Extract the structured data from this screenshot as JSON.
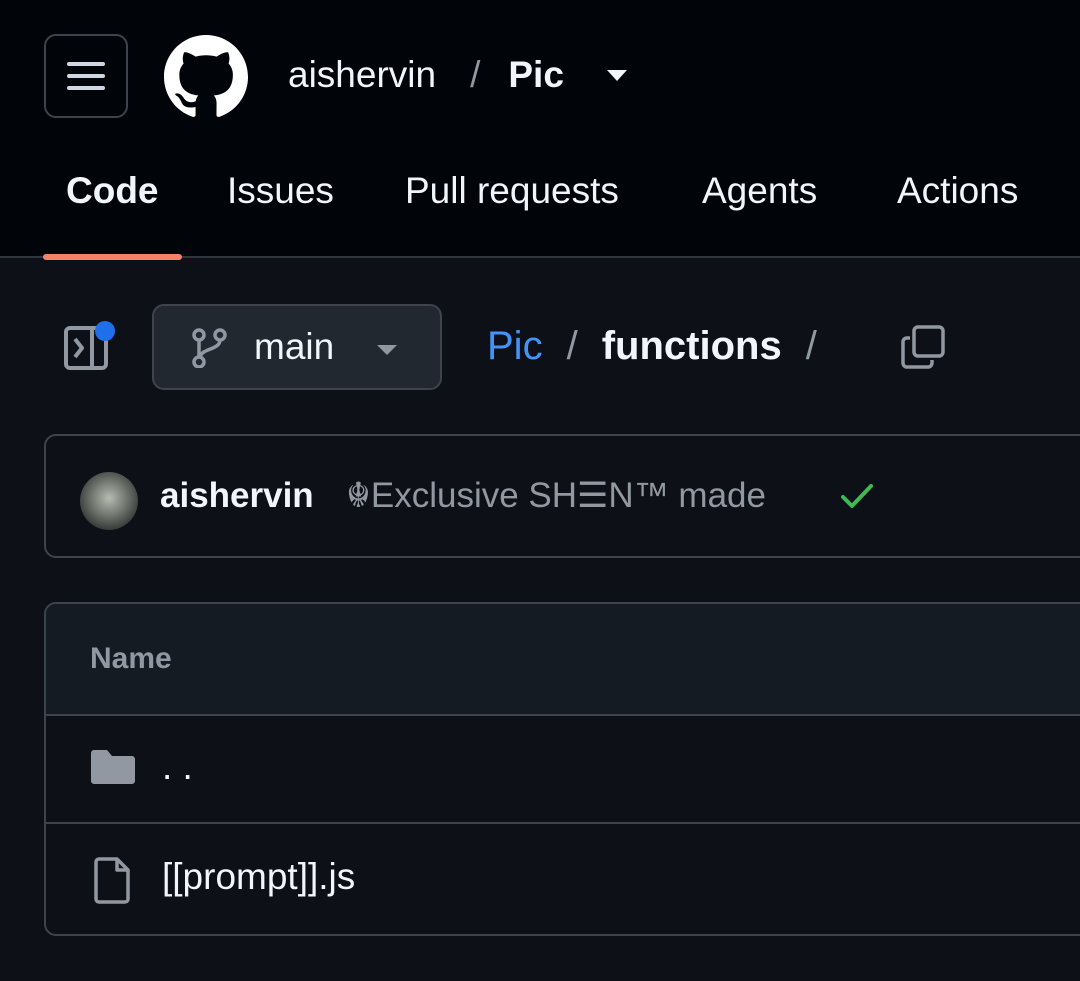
{
  "header": {
    "owner": "aishervin",
    "separator": "/",
    "repo": "Pic"
  },
  "tabs": [
    {
      "label": "Code",
      "active": true
    },
    {
      "label": "Issues",
      "active": false
    },
    {
      "label": "Pull requests",
      "active": false
    },
    {
      "label": "Agents",
      "active": false
    },
    {
      "label": "Actions",
      "active": false
    }
  ],
  "branch": {
    "name": "main"
  },
  "breadcrumb": {
    "root": "Pic",
    "sep": "/",
    "dir": "functions",
    "trailing_sep": "/"
  },
  "commit": {
    "author": "aishervin",
    "message": "☬Exclusive SH☰N™ made",
    "status": "success"
  },
  "files": {
    "column_header": "Name",
    "rows": [
      {
        "type": "folder",
        "name": ". ."
      },
      {
        "type": "file",
        "name": "[[prompt]].js"
      }
    ]
  },
  "colors": {
    "accent_underline": "#f78166",
    "link": "#4493f8",
    "success": "#3fb950",
    "notification_dot": "#1f6feb",
    "background": "#0d1117",
    "header_background": "#010409"
  },
  "icons": [
    "hamburger-menu-icon",
    "github-logo-icon",
    "chevron-down-icon",
    "side-panel-icon",
    "git-branch-icon",
    "copy-icon",
    "check-icon",
    "folder-icon",
    "file-icon"
  ]
}
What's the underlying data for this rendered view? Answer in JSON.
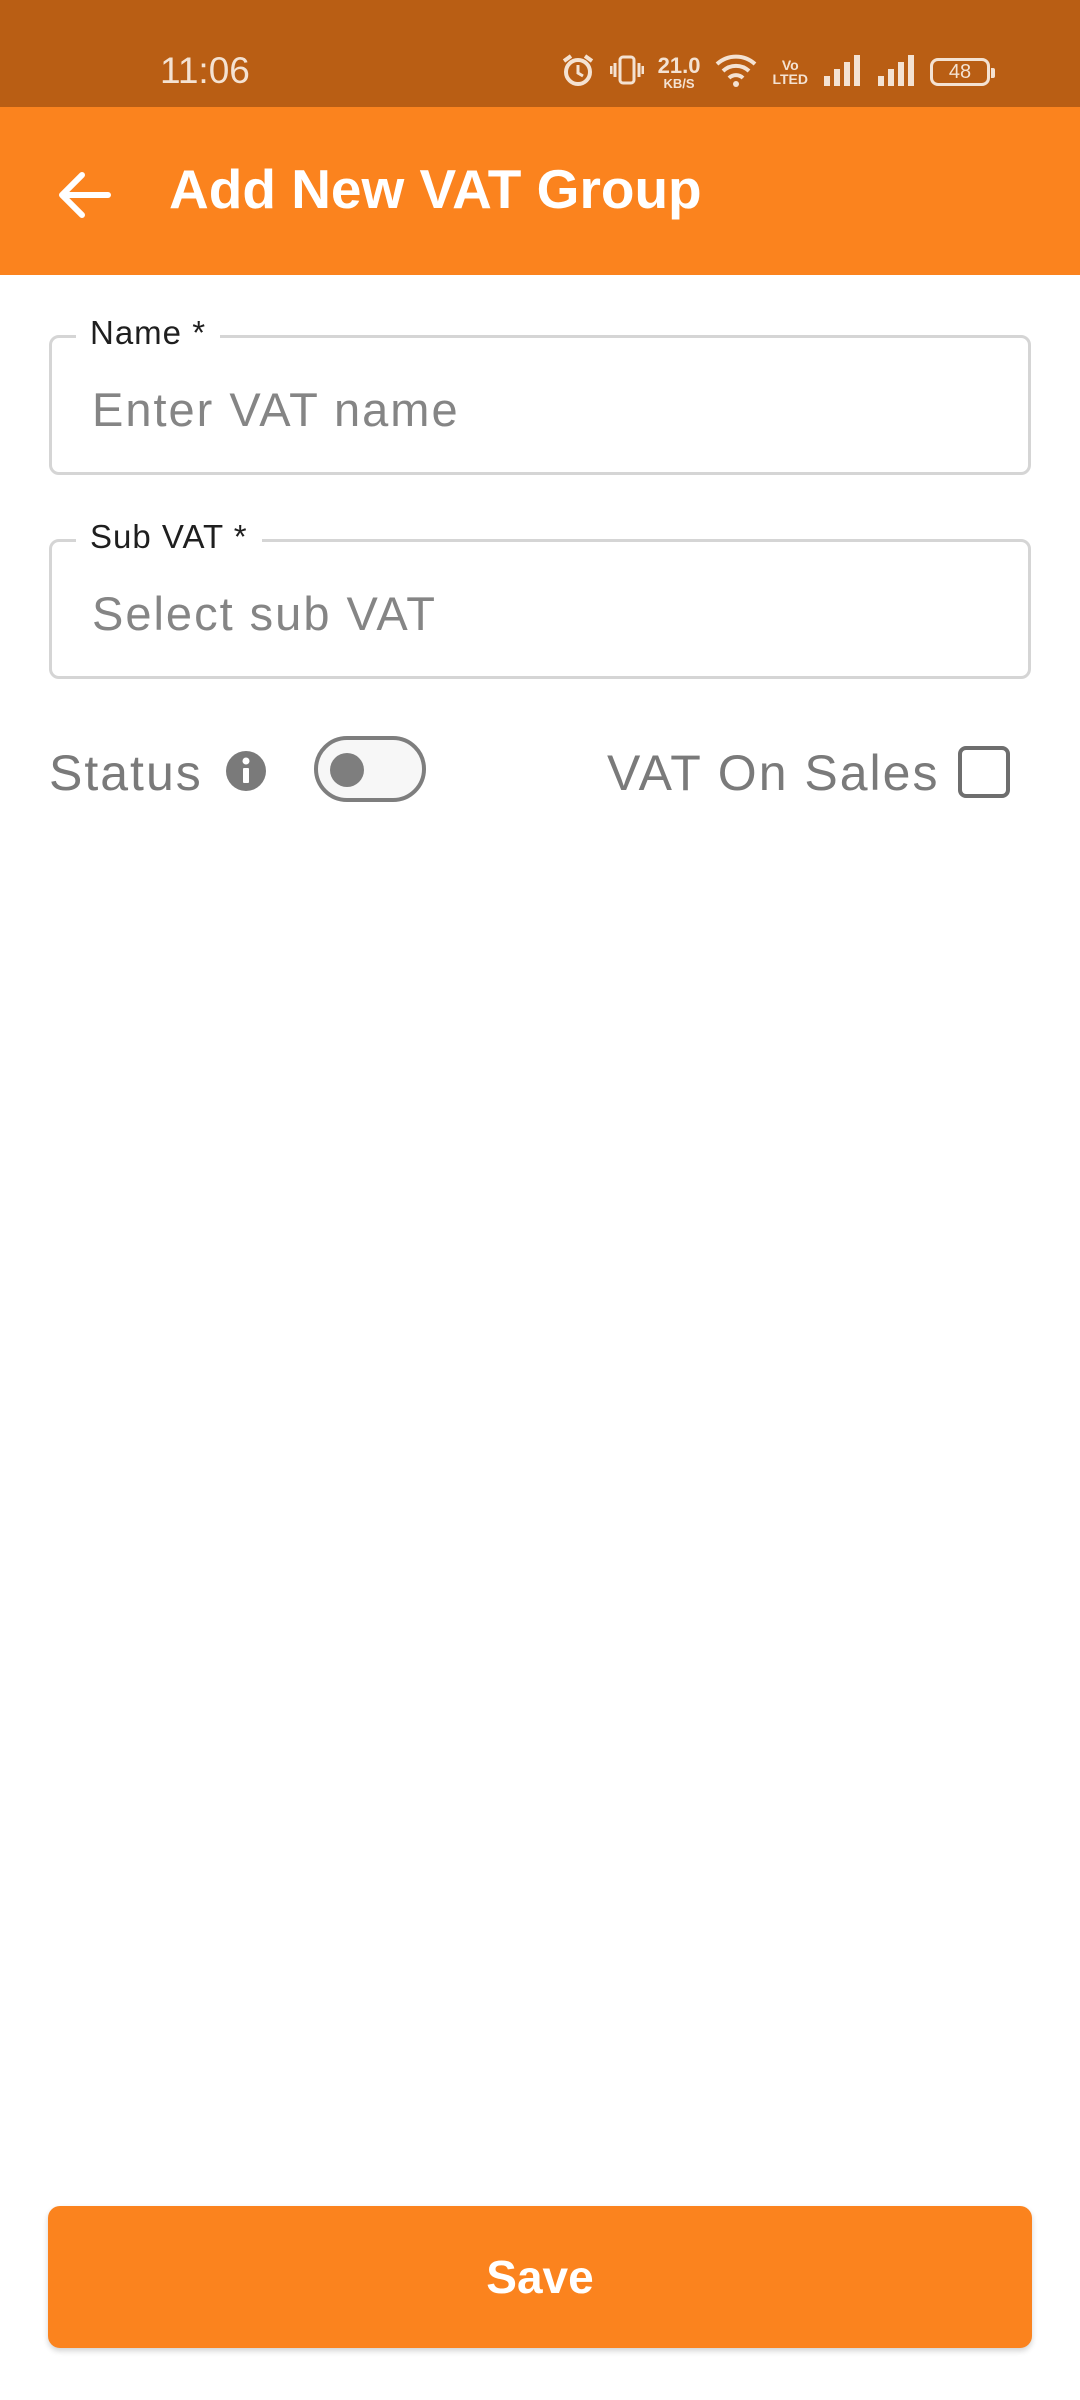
{
  "status_bar": {
    "time": "11:06",
    "net_speed_value": "21.0",
    "net_speed_unit": "KB/S",
    "volte_top": "Vo",
    "volte_bottom": "LTED",
    "battery": "48",
    "icons": [
      "alarm-icon",
      "vibrate-icon",
      "wifi-icon",
      "volte-icon",
      "signal-icon",
      "signal-icon",
      "battery-icon"
    ]
  },
  "app_bar": {
    "title": "Add New VAT Group",
    "back_icon": "arrow-left-icon",
    "background": "#FB831E"
  },
  "form": {
    "name": {
      "label": "Name *",
      "placeholder": "Enter VAT name"
    },
    "sub_vat": {
      "label": "Sub VAT *",
      "placeholder": "Select sub VAT"
    },
    "status": {
      "label": "Status",
      "info_icon": "info-icon",
      "enabled": false
    },
    "vat_on_sales": {
      "label": "VAT On Sales",
      "checked": false
    }
  },
  "actions": {
    "save_label": "Save"
  },
  "colors": {
    "status_bar": "#B95E14",
    "accent": "#FB831E",
    "muted_text": "#7A7A7A"
  }
}
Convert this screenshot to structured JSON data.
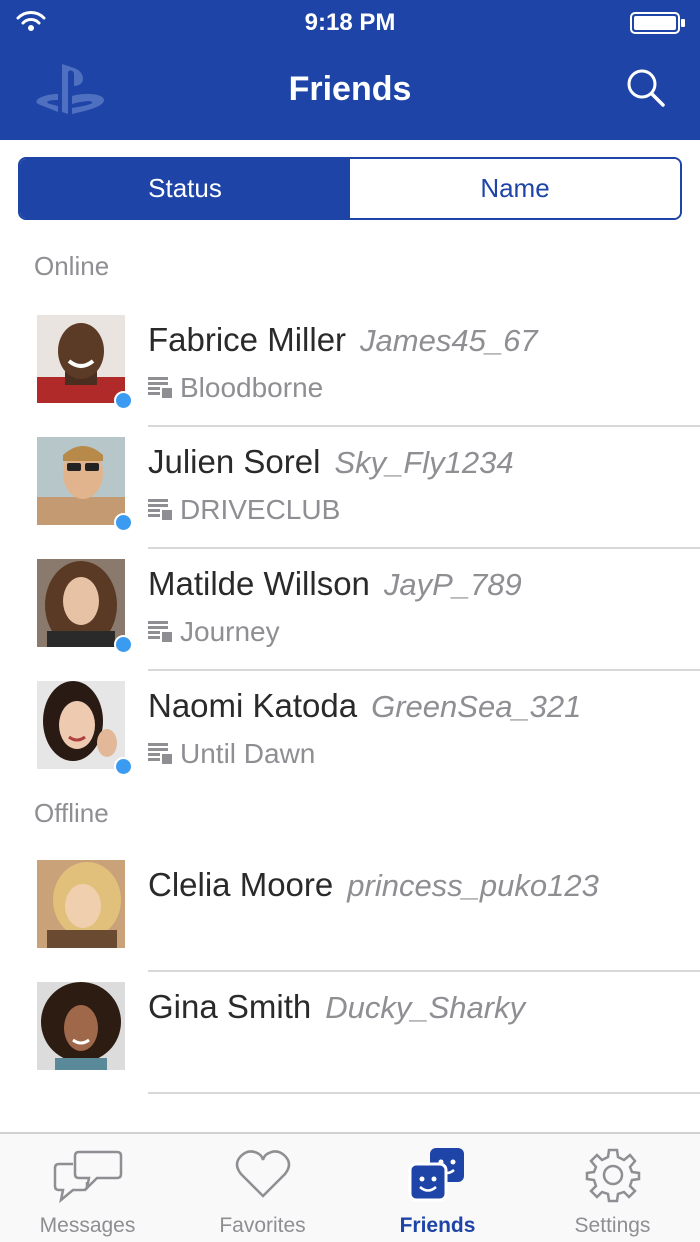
{
  "status_bar": {
    "time": "9:18 PM"
  },
  "header": {
    "title": "Friends",
    "logo_icon": "playstation-logo-icon",
    "search_icon": "search-icon"
  },
  "segmented": {
    "status_label": "Status",
    "name_label": "Name",
    "selected": "Status"
  },
  "sections": {
    "online_label": "Online",
    "offline_label": "Offline"
  },
  "friends": [
    {
      "name": "Fabrice Miller",
      "psn": "James45_67",
      "game": "Bloodborne",
      "online": true
    },
    {
      "name": "Julien Sorel",
      "psn": "Sky_Fly1234",
      "game": "DRIVECLUB",
      "online": true
    },
    {
      "name": "Matilde Willson",
      "psn": "JayP_789",
      "game": "Journey",
      "online": true
    },
    {
      "name": "Naomi Katoda",
      "psn": "GreenSea_321",
      "game": "Until Dawn",
      "online": true
    },
    {
      "name": "Clelia Moore",
      "psn": "princess_puko123",
      "game": "",
      "online": false
    },
    {
      "name": "Gina Smith",
      "psn": "Ducky_Sharky",
      "game": "",
      "online": false
    }
  ],
  "tabbar": {
    "tabs": [
      {
        "label": "Messages",
        "icon": "messages-icon"
      },
      {
        "label": "Favorites",
        "icon": "heart-icon"
      },
      {
        "label": "Friends",
        "icon": "friends-icon"
      },
      {
        "label": "Settings",
        "icon": "gear-icon"
      }
    ],
    "active": "Friends"
  },
  "colors": {
    "brand": "#1d44a6",
    "online_dot": "#3a9bf0",
    "secondary_text": "#8e8e93"
  }
}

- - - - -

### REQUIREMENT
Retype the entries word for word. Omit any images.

### ANSWER TO THIS TASK
Extract the structured data from this screenshot as JSON.
{
  "header": {
    "owner": "aishervin",
    "separator": "/",
    "repo": "Pic"
  },
  "tabs": [
    {
      "label": "Code",
      "active": true
    },
    {
      "label": "Issues",
      "active": false
    },
    {
      "label": "Pull requests",
      "active": false
    },
    {
      "label": "Agents",
      "active": false
    },
    {
      "label": "Actions",
      "active": false
    }
  ],
  "branch": {
    "name": "main"
  },
  "breadcrumb": {
    "root": "Pic",
    "sep": "/",
    "dir": "functions",
    "trailing_sep": "/"
  },
  "commit": {
    "author": "aishervin",
    "message": "☬Exclusive SH☰N™ made",
    "status": "success"
  },
  "files": {
    "column_header": "Name",
    "rows": [
      {
        "type": "folder",
        "name": ". ."
      },
      {
        "type": "file",
        "name": "[[prompt]].js"
      }
    ]
  },
  "colors": {
    "accent_underline": "#f78166",
    "link": "#4493f8",
    "success": "#3fb950",
    "notification_dot": "#1f6feb",
    "background": "#0d1117",
    "header_background": "#010409"
  },
  "icons": [
    "hamburger-menu-icon",
    "github-logo-icon",
    "chevron-down-icon",
    "side-panel-icon",
    "git-branch-icon",
    "copy-icon",
    "check-icon",
    "folder-icon",
    "file-icon"
  ]
}
What's the underlying data for this rendered view? Answer in JSON.
{
  "status_bar": {
    "time": "11:06",
    "net_speed_value": "21.0",
    "net_speed_unit": "KB/S",
    "volte_top": "Vo",
    "volte_bottom": "LTED",
    "battery": "48",
    "icons": [
      "alarm-icon",
      "vibrate-icon",
      "wifi-icon",
      "volte-icon",
      "signal-icon",
      "signal-icon",
      "battery-icon"
    ]
  },
  "app_bar": {
    "title": "Add New VAT Group",
    "back_icon": "arrow-left-icon",
    "background": "#FB831E"
  },
  "form": {
    "name": {
      "label": "Name *",
      "placeholder": "Enter VAT name"
    },
    "sub_vat": {
      "label": "Sub VAT *",
      "placeholder": "Select sub VAT"
    },
    "status": {
      "label": "Status",
      "info_icon": "info-icon",
      "enabled": false
    },
    "vat_on_sales": {
      "label": "VAT On Sales",
      "checked": false
    }
  },
  "actions": {
    "save_label": "Save"
  },
  "colors": {
    "status_bar": "#B95E14",
    "accent": "#FB831E",
    "muted_text": "#7A7A7A"
  }
}
Convert this screenshot to structured JSON data.
{
  "status_bar": {
    "time": "9:18 PM"
  },
  "header": {
    "title": "Friends",
    "logo_icon": "playstation-logo-icon",
    "search_icon": "search-icon"
  },
  "segmented": {
    "status_label": "Status",
    "name_label": "Name",
    "selected": "Status"
  },
  "sections": {
    "online_label": "Online",
    "offline_label": "Offline"
  },
  "friends": [
    {
      "name": "Fabrice Miller",
      "psn": "James45_67",
      "game": "Bloodborne",
      "online": true
    },
    {
      "name": "Julien Sorel",
      "psn": "Sky_Fly1234",
      "game": "DRIVECLUB",
      "online": true
    },
    {
      "name": "Matilde Willson",
      "psn": "JayP_789",
      "game": "Journey",
      "online": true
    },
    {
      "name": "Naomi Katoda",
      "psn": "GreenSea_321",
      "game": "Until Dawn",
      "online": true
    },
    {
      "name": "Clelia Moore",
      "psn": "princess_puko123",
      "game": "",
      "online": false
    },
    {
      "name": "Gina Smith",
      "psn": "Ducky_Sharky",
      "game": "",
      "online": false
    }
  ],
  "tabbar": {
    "tabs": [
      {
        "label": "Messages",
        "icon": "messages-icon"
      },
      {
        "label": "Favorites",
        "icon": "heart-icon"
      },
      {
        "label": "Friends",
        "icon": "friends-icon"
      },
      {
        "label": "Settings",
        "icon": "gear-icon"
      }
    ],
    "active": "Friends"
  },
  "colors": {
    "brand": "#1d44a6",
    "online_dot": "#3a9bf0",
    "secondary_text": "#8e8e93"
  }
}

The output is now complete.